You mean that selling at 5% will not cover the expected profit from the 5% difference in probability? Makes sense

You don't negate your premise in an answer. It's bad logic.

@MaybeNotDepends Everyone who is saying "Trump does not win" if the premise is "he won" is by default wrong, and it can be resolved as such.

@MaybeNotDepends I thought its inclusion implies the question asker meant to ask "How will Trump's victory affect the transition of power be like in 2028". If we shouldn't be considering it an option it shouldn't have been included

@MaybeNotDepends The market has to resolve somehow if Trump doesn’t win and N/A resolution is no longer possible.

Empirically ~20% of Presidents have died while in office. Considering his age and baseline health, I believe option 2 is under bought. The SSA life expectancy tables for an 77 year old imply 10.58 years of expected life for a male.

@CharlieGarcia The conspiracies will never end if this happens. It might be the most dangerous outcome. I have to think of a phrasing for a market here.

What if a Republican candidate wins in 2028, but is not a "candidate endorsed by Trump"? Would they count as an "opposition" candidate?

If Trump wins in 2024,...

Top option right now, which is literally impossible

Trump doesn't win in 2024

@percentage Markets don't resolve as N/A nowadays, so there has to be an option to resolve it in case Trump doesn't win.

What counts as "significantly"? What if everything remains nominally the same but something like a " good character clause" is added to the list of presidential requirements, for instance?

@JessicaEvans It would include any changes that could materially affect the election results. So for example laws in Russia prohibiting "foreign agents" to participate in elections would qualify since they've been used to exclude opposition candidates.

I assume you will resolve more than one as yes?

@GordanKnott the description says they are meant to be mutually exclusive

@GordanKnott Could you give an example where more than one options would apply? I'll try to clarify them

Any/all of the top three could be caused by the bottom one

@Bayesian

@GordanKnott Thanks, I’ll clarify, that the last option has higher priority than the other ones.

opened a Ṁ1,000 Trump doesn't win in... YES at 40% order

It could be that a candidate not endorsed by trump but not the opposition candidate wins? Like if trump endorses a candidate that loses, and hates both subsequent options?

@Bayesian

If the election happens, Trump is still active, but doesn't endorse any candidate, then I'll count him as implicitly endorsing the republican candidate, UNLESS he completely breaks any ties with GOP in which case I will count GOP candidate as opposition.

In particular, if Trump endorses an independent candidate, both GOP and Democratic candidates count as opposition.

Does it make sense?
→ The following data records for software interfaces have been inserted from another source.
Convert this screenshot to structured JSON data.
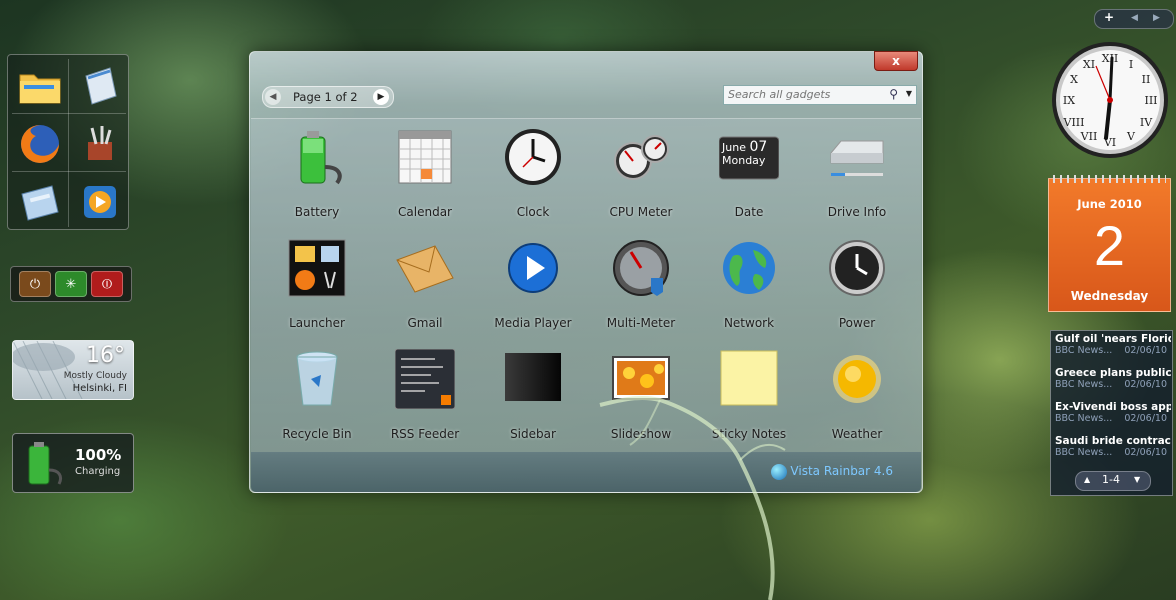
{
  "gallery": {
    "close_label": "x",
    "pager_label": "Page 1 of 2",
    "search_placeholder": "Search all gadgets",
    "footer_link": "Vista Rainbar 4.6",
    "gadgets": [
      {
        "label": "Battery",
        "icon": "battery-icon"
      },
      {
        "label": "Calendar",
        "icon": "calendar-icon"
      },
      {
        "label": "Clock",
        "icon": "clock-icon"
      },
      {
        "label": "CPU Meter",
        "icon": "cpu-meter-icon"
      },
      {
        "label": "Date",
        "icon": "date-icon",
        "month": "June",
        "day": "07",
        "weekday": "Monday"
      },
      {
        "label": "Drive Info",
        "icon": "drive-icon"
      },
      {
        "label": "Launcher",
        "icon": "launcher-icon"
      },
      {
        "label": "Gmail",
        "icon": "envelope-icon"
      },
      {
        "label": "Media Player",
        "icon": "play-icon"
      },
      {
        "label": "Multi-Meter",
        "icon": "gauge-icon"
      },
      {
        "label": "Network",
        "icon": "globe-icon"
      },
      {
        "label": "Power",
        "icon": "power-clock-icon"
      },
      {
        "label": "Recycle Bin",
        "icon": "recycle-bin-icon"
      },
      {
        "label": "RSS Feeder",
        "icon": "rss-icon"
      },
      {
        "label": "Sidebar",
        "icon": "sidebar-icon"
      },
      {
        "label": "Slideshow",
        "icon": "slideshow-icon"
      },
      {
        "label": "Sticky Notes",
        "icon": "sticky-note-icon"
      },
      {
        "label": "Weather",
        "icon": "sun-icon"
      }
    ]
  },
  "weather_small": {
    "temp": "16°",
    "condition": "Mostly Cloudy",
    "city": "Helsinki, FI"
  },
  "battery_small": {
    "percent": "100%",
    "status": "Charging"
  },
  "topbar": {
    "add": "+",
    "prev": "◀",
    "next": "▶"
  },
  "calendar_gadget": {
    "month_year": "June 2010",
    "day": "2",
    "weekday": "Wednesday"
  },
  "news": {
    "items": [
      {
        "headline": "Gulf oil 'nears Florid...",
        "source": "BBC News...",
        "date": "02/06/10"
      },
      {
        "headline": "Greece plans public...",
        "source": "BBC News...",
        "date": "02/06/10"
      },
      {
        "headline": "Ex-Vivendi boss app...",
        "source": "BBC News...",
        "date": "02/06/10"
      },
      {
        "headline": "Saudi bride contract...",
        "source": "BBC News...",
        "date": "02/06/10"
      }
    ],
    "range": "1-4"
  },
  "colors": {
    "calendar_orange": "#e8651f",
    "close_red": "#c0392b",
    "link_blue": "#7ec8ff"
  }
}
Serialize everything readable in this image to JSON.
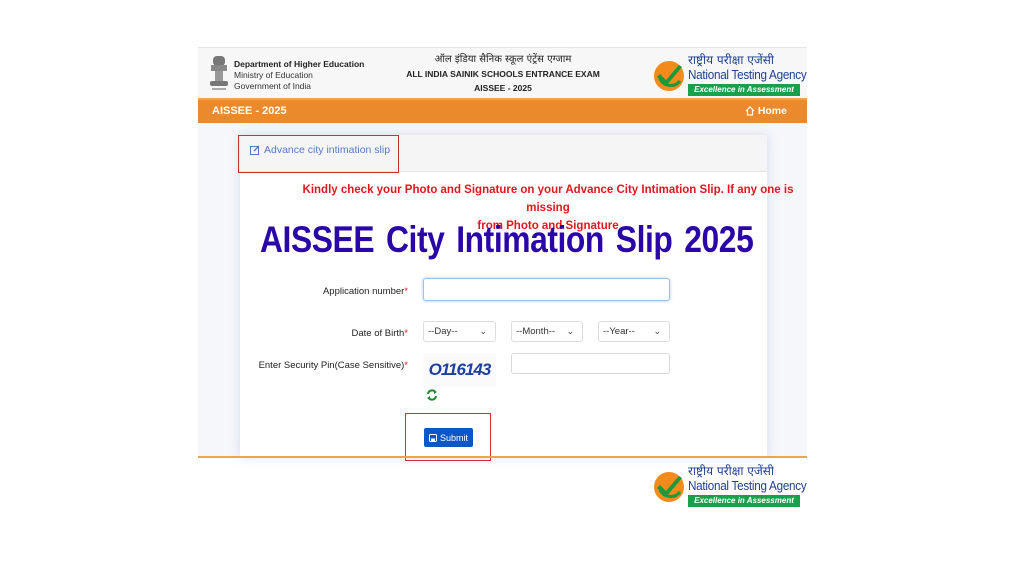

I don't want to create options for every possible subplot.

bought Ṁ17 Trump wins in 2024 a... YES

@OlegEterevsky yeah, fair enough, that works.